OPTION TO ZONE AREA MARCHING BAND CONTEST. By action of the Area Executive Committee and approval of the State Director of Music, the Area Marching Band Contest may be zoned to reduce travel for participating schools. A minimum of five bands must compete at each contest site, and one band per each five bands competing will be certified for advancement to the state contest. This accommodation has been made primarily for Area A because of the extensive travel conditions in the western part of the state. [See Section 1106 (j)(6)(A) and (B)]
By Staff | Friday, May 01, 2009 1:06 PM
The Texas Music Educators Association recently honored UIL Music Director Richard Floyd with the Distinguished Music Award. The award, which was presented to Floyd during the association’s convention in February, is given to individuals who have made significant contributions to Texas music education. “His commitment to guiding UIL music programs in a most professional manner as well as serving as clinician, conductor and a teacher of teachers through in-service presentations throughout our state and the nation has benefited literally tens of thousands of students,” the association’s publication said. Floyd has worked as a conductor, music educator and administrator for 46 years. He previously received the American School Band Directors Association Austin Harding Award in 2002, and the Texas Bandmasters Association named him Bandmaster of the Year in 2006.
By Scott Coulson, TMAA Concert Band Vice President | Sunday, March 15, 2009 1:16 PM
The buzzword in the media today is ethics. Headlines are littered with stories about unethical behavior and those lacking integrity. Investors make poor financial decisions. CEOs of major corporations embezzle shareholder funds. Politicians misuse campaign funds or “forget” to pay their taxes! When I used to get the Leaguer in the mail, I confess that I went straight to the back page to see if I recognized anyone’s name under “Official Notices” and “Public Reprimands.” Come on, admit it, you did too!
The dictionary defines ethics as “principles or standards of human conduct, sometimes called morals” and integrity as “possession of firm principles: the quality of possessing and steadfastly adhering to high moral principles or professional standards.” The Texas Music Adjudicators has its own Code of Professional Ethics.
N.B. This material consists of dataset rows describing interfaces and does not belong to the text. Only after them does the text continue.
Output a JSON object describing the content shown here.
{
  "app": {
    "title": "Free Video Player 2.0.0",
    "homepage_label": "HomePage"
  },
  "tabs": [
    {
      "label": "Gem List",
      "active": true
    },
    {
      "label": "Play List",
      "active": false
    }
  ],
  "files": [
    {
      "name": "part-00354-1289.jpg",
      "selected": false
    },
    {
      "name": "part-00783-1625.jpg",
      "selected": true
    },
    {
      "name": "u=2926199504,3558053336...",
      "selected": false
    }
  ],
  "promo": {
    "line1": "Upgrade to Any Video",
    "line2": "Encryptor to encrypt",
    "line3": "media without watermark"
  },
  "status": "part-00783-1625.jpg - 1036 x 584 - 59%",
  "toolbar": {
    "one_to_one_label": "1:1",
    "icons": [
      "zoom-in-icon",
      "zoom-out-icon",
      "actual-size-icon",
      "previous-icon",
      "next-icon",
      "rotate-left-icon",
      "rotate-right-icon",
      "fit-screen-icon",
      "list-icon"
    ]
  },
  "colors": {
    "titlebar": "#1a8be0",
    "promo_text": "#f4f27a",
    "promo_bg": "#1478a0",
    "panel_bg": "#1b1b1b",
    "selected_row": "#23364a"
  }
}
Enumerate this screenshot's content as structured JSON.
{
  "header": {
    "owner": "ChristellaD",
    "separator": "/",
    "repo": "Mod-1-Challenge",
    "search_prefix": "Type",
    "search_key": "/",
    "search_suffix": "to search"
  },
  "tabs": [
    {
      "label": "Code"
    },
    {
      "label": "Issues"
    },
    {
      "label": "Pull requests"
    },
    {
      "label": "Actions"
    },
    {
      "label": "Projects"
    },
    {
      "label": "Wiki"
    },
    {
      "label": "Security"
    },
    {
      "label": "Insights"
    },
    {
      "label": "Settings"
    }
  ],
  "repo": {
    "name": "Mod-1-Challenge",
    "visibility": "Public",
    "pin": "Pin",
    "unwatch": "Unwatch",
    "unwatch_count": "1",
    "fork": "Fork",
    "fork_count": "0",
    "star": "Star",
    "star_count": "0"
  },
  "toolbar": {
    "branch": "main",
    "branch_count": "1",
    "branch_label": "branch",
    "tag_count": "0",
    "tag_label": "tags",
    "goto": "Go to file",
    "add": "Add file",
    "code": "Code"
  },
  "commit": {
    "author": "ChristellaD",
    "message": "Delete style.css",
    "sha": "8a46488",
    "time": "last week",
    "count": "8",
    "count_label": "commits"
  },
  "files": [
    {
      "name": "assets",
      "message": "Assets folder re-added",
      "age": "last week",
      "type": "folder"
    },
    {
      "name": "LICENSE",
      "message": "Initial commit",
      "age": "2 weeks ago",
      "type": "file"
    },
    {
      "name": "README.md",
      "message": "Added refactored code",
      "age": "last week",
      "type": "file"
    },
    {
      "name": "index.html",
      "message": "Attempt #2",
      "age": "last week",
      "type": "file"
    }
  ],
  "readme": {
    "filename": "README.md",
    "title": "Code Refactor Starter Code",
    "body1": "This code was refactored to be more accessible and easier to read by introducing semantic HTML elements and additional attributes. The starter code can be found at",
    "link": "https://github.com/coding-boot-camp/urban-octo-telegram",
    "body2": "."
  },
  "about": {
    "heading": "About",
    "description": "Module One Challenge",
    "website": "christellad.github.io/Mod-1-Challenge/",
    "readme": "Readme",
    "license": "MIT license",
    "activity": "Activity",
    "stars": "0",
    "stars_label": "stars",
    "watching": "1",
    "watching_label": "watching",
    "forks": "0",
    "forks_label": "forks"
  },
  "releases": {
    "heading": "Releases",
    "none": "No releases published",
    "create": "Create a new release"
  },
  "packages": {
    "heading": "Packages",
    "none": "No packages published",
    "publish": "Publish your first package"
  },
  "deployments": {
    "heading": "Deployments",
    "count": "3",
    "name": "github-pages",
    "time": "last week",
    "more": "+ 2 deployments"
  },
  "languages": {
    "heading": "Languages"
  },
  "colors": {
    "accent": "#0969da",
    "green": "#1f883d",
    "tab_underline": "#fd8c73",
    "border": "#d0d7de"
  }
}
As TMAA members, it is our responsibility and even our mandate to maintain our professionalism and to be beyond reproach as we execute our judging duties. Though brief, the expectations of ethical behavior are clearly defined as follows:
Adjudicators shall know and uphold all rules for music competition in the current issue of the
Constitution and Contest Rules published by the University Interscholastic League.
Adjudicators shall be physically, emotionally and mentally fit to discharge their duties at music
By Penny Meitz | Friday, January 23, 2009 12:15 PM
What makes a UIL Concert and Sight Reading Contest a success? Certainly it is much more than earning a Sweepstakes trophy or a Division I plaque. A successful contest has multiple components. Was the competition smoothly organized and implemented? Did students learn and grow musically from their preparation and participation? Did you, as director, learn from the UIL experience and/or the judge’s comments? These are all important components of a successful contest experience.
Do you remember participating in UIL as a student and how you felt after a UIL performance? Many of you will recall the exhilaration from knowing you performed well and received a high rating for the performance. Whatever the rating outcome, students should have a positive impression about their participation in the contest.